First make the aioli. Mash the garlic with a little salt. Put the egg yolks into a Pyrex bowl with the crushed garlic, white wine vinegar and mustard. Whisk in the oil, drop by drop. Once the sauce has started to thicken, you can add the oil more quickly. Stir in the chopped parsley. Taste the aioli and add a few drops of lemon juice, pepper and more salt if necessary
Wichcraft Peanut Butter Cream’wich Cookies
Makes 12 cookies
165g (6oz) butter
100g (3½ oz) oats
70g (2¾ oz) sugar
100g (3½ oz) brown sugar
200g (7oz) peanut butter
150g (5oz) white flour
a little white flour for dusting
1½ tablespoons baking soda
For the filling:
3 tablespoons butter, softened
30g (1¼ oz) icing sugar
300g (11oz) peanut butter, creamy
Preheat oven to 180°C (350°F).
Melt the butter over a medium heat, add the oats and cook 5-7 minutes, stirring until slightly toasted. Pour onto a baking tray and allow to cool.
Cream the remaining butter and sugars in a bowl or food mixer.
Add the peanut butter and mix until combined, add the oats, then flour and bread soda, mix until smooth. Chill the dough in a freezer for 5 minutes.
Put a sheet of parchment paper onto the work surface. Put the dough on top, add a light dusting of flour to keep the dough from sticking. Top with another large sheet of parchment and roll the dough until 5mm (¼ inch) thick.
Cut the dough into 6cm (2½ inch) cookies and space 1cm (½ inch) apart on an ungreased baking sheet.
Bake for 20 minutes, turning the baking sheet halfway through baking, then transfer to a cooling rack.
For the filling:
Mix the butter, sugar and peanut butter in the bowl of a food mixer until smooth.
Sandwich two cookies together with the filling. Enjoy.
Theodora Fitzgibbon was a legend in the Irish food scene for many years, an urbane sophisticated woman who led a thrilling life, in Europe, the Middle East and India. I’m greatly enjoying and in fact enthralled by her beautifully written autobiography “A Taste of Love” published by Gill and Macmillan.

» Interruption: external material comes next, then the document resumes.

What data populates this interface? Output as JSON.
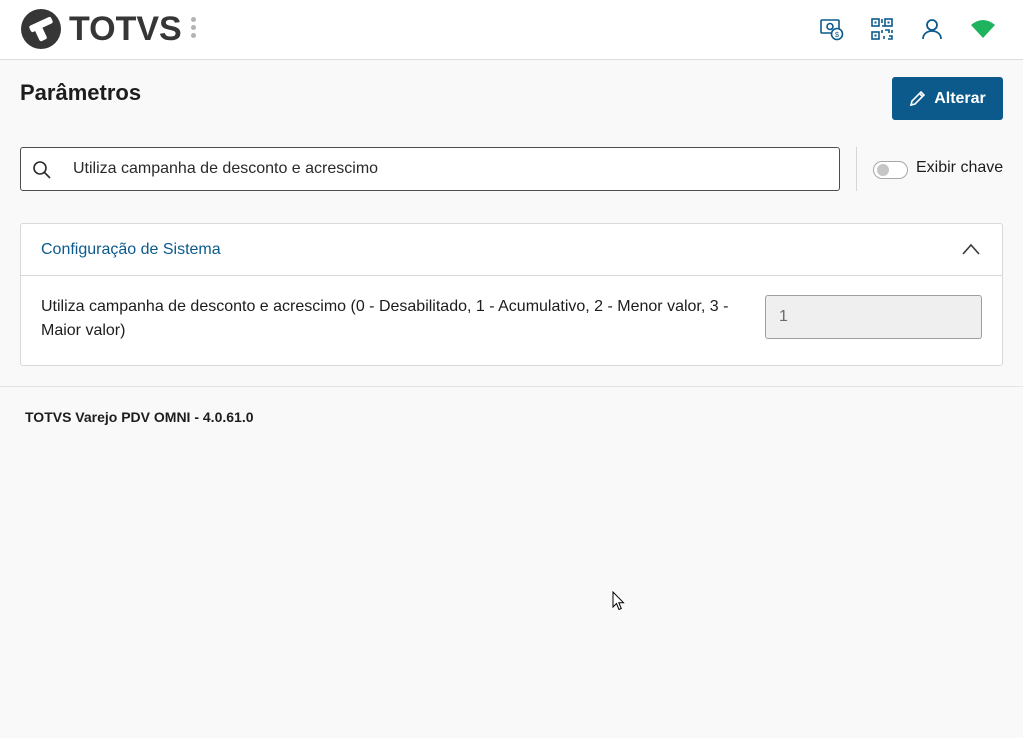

Zamora Restaurant & Wine Shop presents the first of its Food & Wine Tasting Events on Monday 20th of April 2015 at 7pm, tickets €49. Enjoy the delights of Burgundy presented by Edouard Leach of Maison Francoise Chauvenet showcasing the best Chardonnay & Pinot Noir from this magnificent region. These wines will be paired with tasters and teasers from the Zamora kitchen team under the direction of Pat Browne also of Ballymaloe Cookery School.There is limited availability for this event so book early on 021 239 0540.
Another great new find: Mr Jeffares Irish Blackcurrant Cordial. The Jeffares family has been growing blackcurrants in Wexford for three generations, today Des Jeffares continues this tradition, cold pressing and bottling blackcurrants at their peak so you can enjoy Mr Jeffares Irish Blackcurrant Cordial. 100% natural pure juice, sweetened with Stevia, a natural sugar alternative, no artificial colours, flavours or preservatives. See www.mrjeffaresblackcurrants.ie.